Through its collaborative and customized PR program, Metis secured top-tier coverage in publications including GigaOm, BusinessWeek, NBC’s Press:Here and others, reaching a total of 15.2 million readers and viewers. By getting in front of key audiences, Metis helped SundaySky achieve a 10 percent increase in traffic to its website that generated new business leads for the company. The SundaySky/AT&T campaign showcased what sets Metis apart from other PR agencies: measurable, impactful results that create business value for clients.
The MITX Awards are among the most prestigious marketing competitions in the region, and we’re looking forward to the announcement of the winner at a gala ceremony in Boston on November 20. The real win for Metis, though, comes from the satisfaction of our client, SundaySky. Kelly Ford, vice president of marketing at SundaySky, said:
“People ask me regularly how SundaySky is able to generate such a steady stream of great press coverage; I tell them it’s Metis. Whether presenting and securing media opportunities, devising new pitch ideas, or creatively identifying ways to leverage our content marketing efforts, the Metis team delivers unprecedented PR value on a daily basis. It’s an age-old question: Can an external agency provide meaningful and measurable PR results? Metis does, and it’s the best firm I’ve encountered in my 18 years as a technology marketer.”
We love talking with entrepreneurs and startups, whether they’re our clients, folks we meet at networking events, or people we bump into on the T. Getting a new company launched is one of the most rewarding things we do, which is why we’re opening our doors to anyone who needs a PR coach, a mentor, or a knowledgeable sounding board.
Starting this week, you can join us the last Thursday of every month from 5:30 to 7:30 p.m. We’ll be here to talk about:
How to create an online marketing strategy;
How to develop company messaging and build awareness online and offline;
How the power of media can strengthen your brand and help you reach new customers;
How to measure your marketing results; and
Any other burning PR and marketing questions you might have.

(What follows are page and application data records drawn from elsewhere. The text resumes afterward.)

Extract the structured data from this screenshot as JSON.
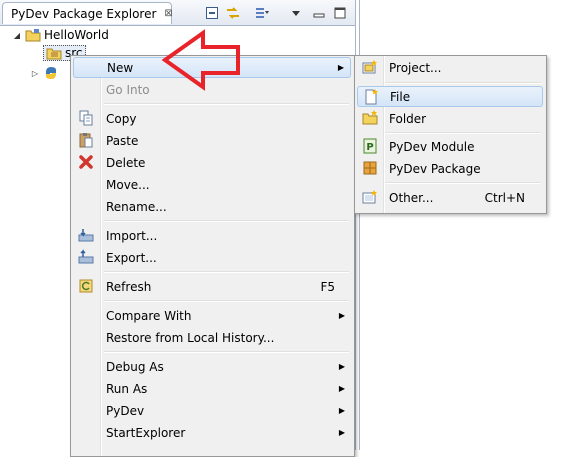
{
  "view": {
    "title": "PyDev Package Explorer",
    "close_glyph": "⊠"
  },
  "tree": [
    {
      "label": "HelloWorld",
      "icon": "project-folder-icon"
    },
    {
      "label": "src",
      "icon": "source-folder-icon"
    },
    {
      "label": "",
      "icon": "python-interpreter-icon"
    }
  ],
  "context_menu": {
    "items": [
      {
        "label": "New",
        "has_submenu": true
      },
      {
        "label": "Go Into",
        "disabled": true
      },
      {
        "label": "Copy",
        "icon": "copy-icon"
      },
      {
        "label": "Paste",
        "icon": "paste-icon"
      },
      {
        "label": "Delete",
        "icon": "delete-icon"
      },
      {
        "label": "Move..."
      },
      {
        "label": "Rename..."
      },
      {
        "label": "Import...",
        "icon": "import-icon"
      },
      {
        "label": "Export...",
        "icon": "export-icon"
      },
      {
        "label": "Refresh",
        "icon": "refresh-icon",
        "shortcut": "F5"
      },
      {
        "label": "Compare With",
        "has_submenu": true
      },
      {
        "label": "Restore from Local History..."
      },
      {
        "label": "Debug As",
        "has_submenu": true
      },
      {
        "label": "Run As",
        "has_submenu": true
      },
      {
        "label": "PyDev",
        "has_submenu": true
      },
      {
        "label": "StartExplorer",
        "has_submenu": true
      }
    ]
  },
  "new_submenu": {
    "items": [
      {
        "label": "Project...",
        "icon": "new-project-icon"
      },
      {
        "label": "File",
        "icon": "file-icon"
      },
      {
        "label": "Folder",
        "icon": "folder-icon"
      },
      {
        "label": "PyDev Module",
        "icon": "pydev-module-icon"
      },
      {
        "label": "PyDev Package",
        "icon": "pydev-package-icon"
      },
      {
        "label": "Other...",
        "icon": "other-wizard-icon",
        "shortcut": "Ctrl+N"
      }
    ]
  },
  "colors": {
    "annotation_arrow": "#e8232a",
    "menu_highlight_border": "#a8c8ec"
  }
}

These open house hours are free, but please let us know if you plan to stop by. You can register here or drop us a line here. See you Thursday.

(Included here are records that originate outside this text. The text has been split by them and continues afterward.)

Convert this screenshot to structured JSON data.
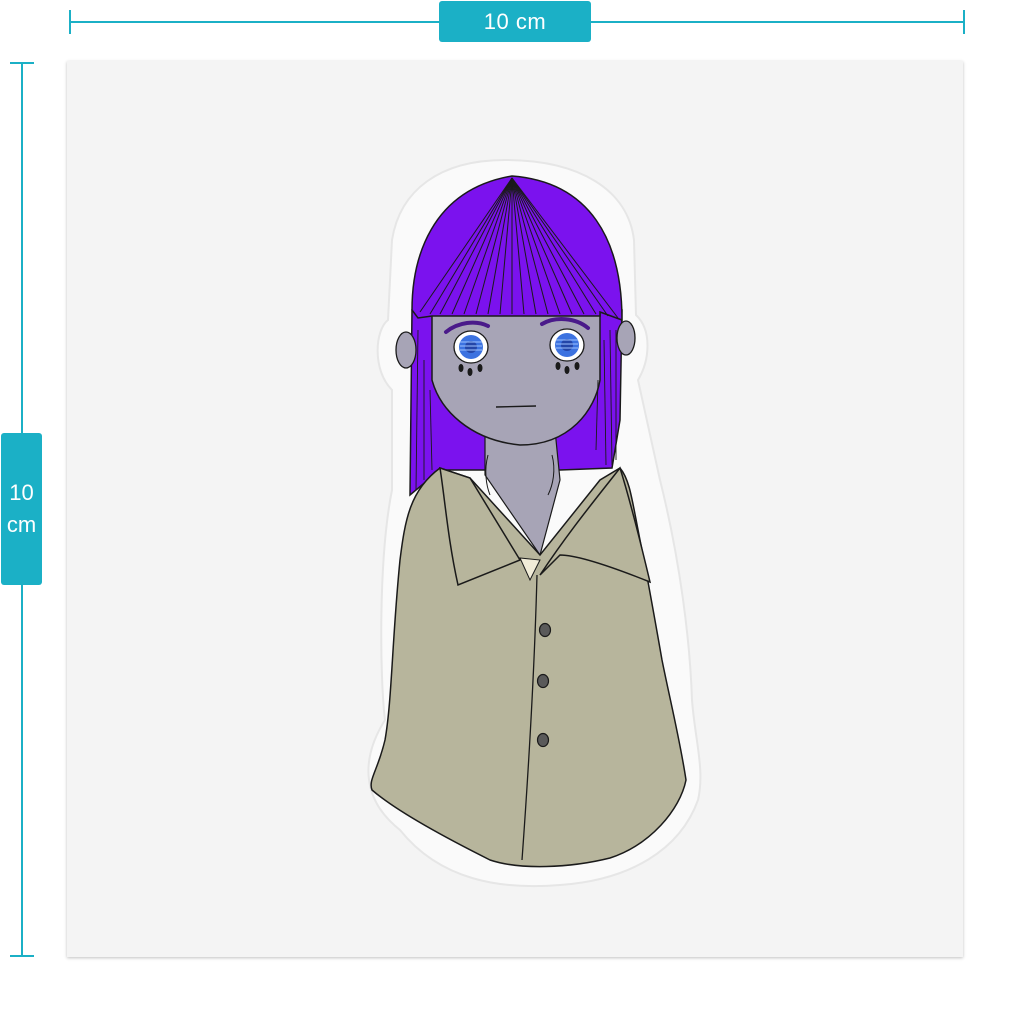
{
  "dimensions": {
    "width_label": "10 cm",
    "height_value": "10",
    "height_unit": "cm"
  },
  "sticker": {
    "subject": "girl-with-purple-hair-illustration",
    "colors": {
      "accent": "#1bb0c6",
      "sheet": "#f4f4f4",
      "hair": "#7b12ee",
      "skin": "#a7a4b6",
      "shirt": "#b7b59c",
      "eyes": "#3c72e0",
      "outline": "#1a1a1a"
    }
  }
}
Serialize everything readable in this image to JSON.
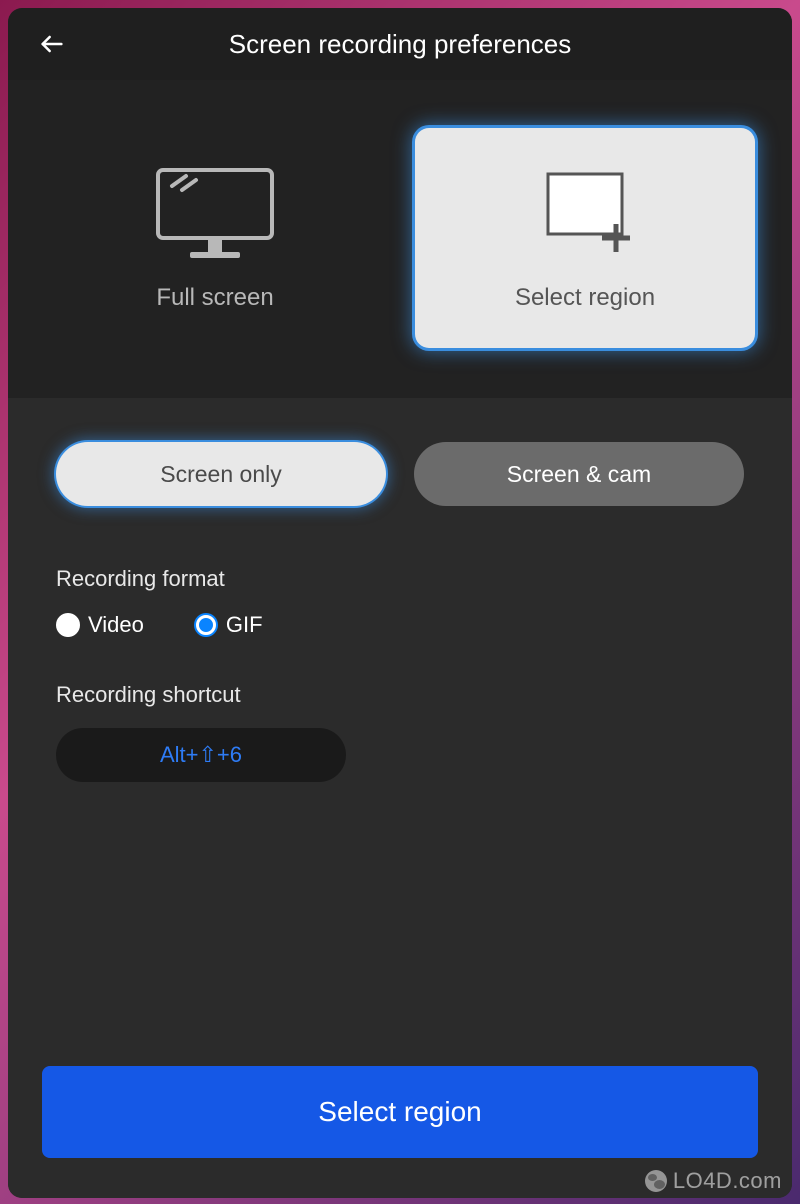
{
  "header": {
    "title": "Screen recording preferences"
  },
  "capture_modes": {
    "full_screen": {
      "label": "Full screen",
      "selected": false
    },
    "select_region": {
      "label": "Select region",
      "selected": true
    }
  },
  "source_modes": {
    "screen_only": {
      "label": "Screen only",
      "selected": true
    },
    "screen_cam": {
      "label": "Screen & cam",
      "selected": false
    }
  },
  "recording_format": {
    "label": "Recording format",
    "options": {
      "video": {
        "label": "Video",
        "selected": false
      },
      "gif": {
        "label": "GIF",
        "selected": true
      }
    }
  },
  "recording_shortcut": {
    "label": "Recording shortcut",
    "value": "Alt+⇧+6"
  },
  "primary_action": {
    "label": "Select region"
  },
  "watermark": "LO4D.com"
}
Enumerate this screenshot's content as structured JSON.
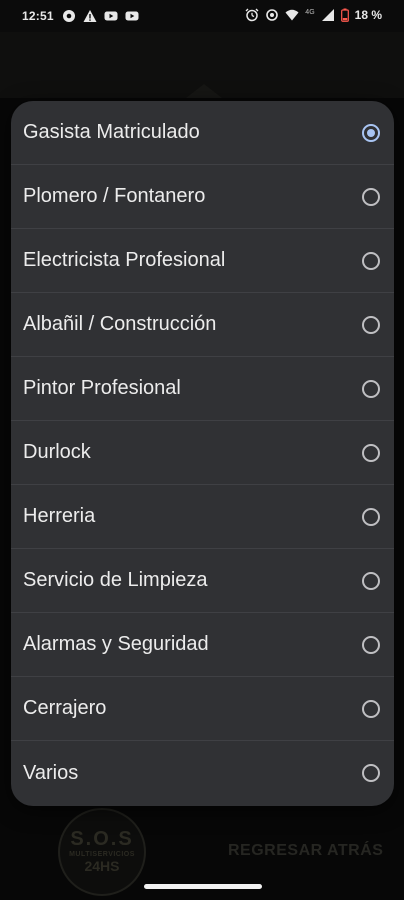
{
  "status_bar": {
    "time": "12:51",
    "left_icons": [
      "settings-icon",
      "warning-icon",
      "youtube-icon",
      "youtube-icon"
    ],
    "right_icons": [
      "alarm-icon",
      "data-saver-icon",
      "wifi-icon",
      "signal-icon",
      "battery-icon"
    ],
    "network": "4G",
    "battery": "18 %",
    "battery_color": "#ff5a4f"
  },
  "background_app": {
    "logo_line1": "S.O.S",
    "logo_line2": "MULTISERVICIOS",
    "logo_line3": "24HS",
    "back_button": "REGRESAR ATRÁS"
  },
  "dialog": {
    "accent": "#a8c4f2",
    "selected_index": 0,
    "options": [
      {
        "label": "Gasista Matriculado",
        "selected": true
      },
      {
        "label": "Plomero / Fontanero",
        "selected": false
      },
      {
        "label": "Electricista Profesional",
        "selected": false
      },
      {
        "label": "Albañil / Construcción",
        "selected": false
      },
      {
        "label": "Pintor Profesional",
        "selected": false
      },
      {
        "label": "Durlock",
        "selected": false
      },
      {
        "label": "Herreria",
        "selected": false
      },
      {
        "label": "Servicio de Limpieza",
        "selected": false
      },
      {
        "label": "Alarmas y Seguridad",
        "selected": false
      },
      {
        "label": "Cerrajero",
        "selected": false
      },
      {
        "label": "Varios",
        "selected": false
      }
    ]
  }
}
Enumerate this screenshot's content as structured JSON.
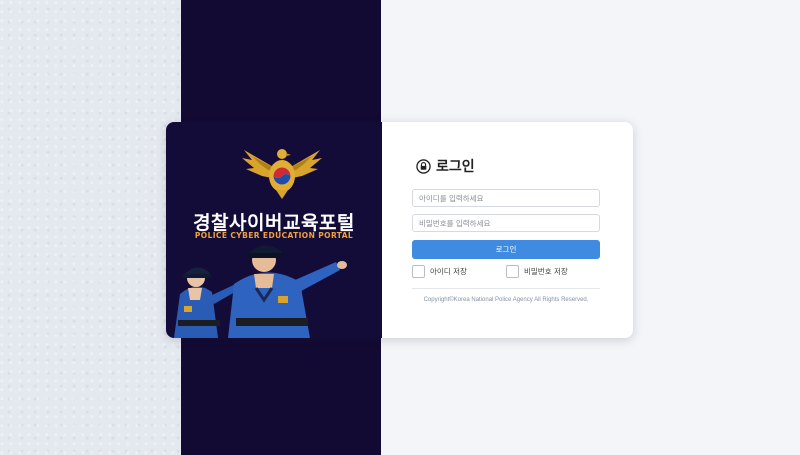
{
  "hero": {
    "title": "경찰사이버교육포털",
    "subtitle": "POLICE CYBER EDUCATION PORTAL",
    "emblem_icon": "police-eagle-emblem-icon"
  },
  "login": {
    "title": "로그인",
    "lock_icon": "lock-icon",
    "id_placeholder": "아이디를 입력하세요",
    "pw_placeholder": "비밀번호를 입력하세요",
    "submit_label": "로그인",
    "save_id_label": "아이디 저장",
    "save_pw_label": "비밀번호 저장",
    "copyright": "Copyright©Korea National Police Agency All Rights Reserved."
  },
  "colors": {
    "band": "#120a33",
    "button": "#3e8be1",
    "emblem_gold": "#d9a42b",
    "subtitle_orange": "#f2a03a",
    "uniform_blue": "#2a5bb5"
  }
}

From my experience at Northeastern University, I truly understand the idea of “work hard, play hard.” However, I severely underestimated the Metis take on this common phrase - until our 2012 summer outing. Though I have enjoyed every event I’ve attended with the Metis team, this summer’s outing has been my favorite, hands down.

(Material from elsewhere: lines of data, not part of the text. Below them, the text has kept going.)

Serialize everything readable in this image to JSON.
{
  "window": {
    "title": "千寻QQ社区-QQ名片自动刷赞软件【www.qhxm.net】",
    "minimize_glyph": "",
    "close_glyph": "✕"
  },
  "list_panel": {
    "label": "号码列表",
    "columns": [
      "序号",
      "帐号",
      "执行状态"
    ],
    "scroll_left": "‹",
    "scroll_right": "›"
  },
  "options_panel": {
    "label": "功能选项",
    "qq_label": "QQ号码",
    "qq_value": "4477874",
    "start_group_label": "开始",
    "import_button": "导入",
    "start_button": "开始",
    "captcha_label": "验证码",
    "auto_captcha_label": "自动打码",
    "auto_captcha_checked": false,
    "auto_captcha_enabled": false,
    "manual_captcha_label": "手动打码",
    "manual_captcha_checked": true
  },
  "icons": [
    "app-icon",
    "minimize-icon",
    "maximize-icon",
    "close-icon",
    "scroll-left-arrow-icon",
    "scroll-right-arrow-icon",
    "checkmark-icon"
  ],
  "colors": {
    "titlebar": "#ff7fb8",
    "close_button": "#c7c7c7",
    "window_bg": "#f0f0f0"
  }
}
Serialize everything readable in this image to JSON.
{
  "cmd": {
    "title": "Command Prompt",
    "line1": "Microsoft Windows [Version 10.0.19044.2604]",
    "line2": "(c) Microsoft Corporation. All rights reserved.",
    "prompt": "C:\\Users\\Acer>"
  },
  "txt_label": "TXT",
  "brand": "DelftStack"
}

The Metis annual summer event started out with a trip to Yard House, a new Boston addition just a block away from Fenway. After placing our large order, we miraculously found two empty tables right next to each other, and quickly claimed our ground. We filled up both of those tables with delicious appetizers; well, at least for a short while.
When we decided we had eaten enough, we rounded up the troops and marched our way to Fenway. After a short photo shoot, we entered the stadium to the typical Red Sox crowd: energetic, hopeful, and loud. We joined in on the fun right away. The Metis team took part in the (unfortunately) unsuccessful wave, grabbed some helmet sundaes, and circled the stadium to take in all of the excitement.
Though we didn’t purchase any peanuts or Cracker Jacks, we rooted for the home team while enjoying the perfect weather and awesome company.
What did you do for your summer outing this year?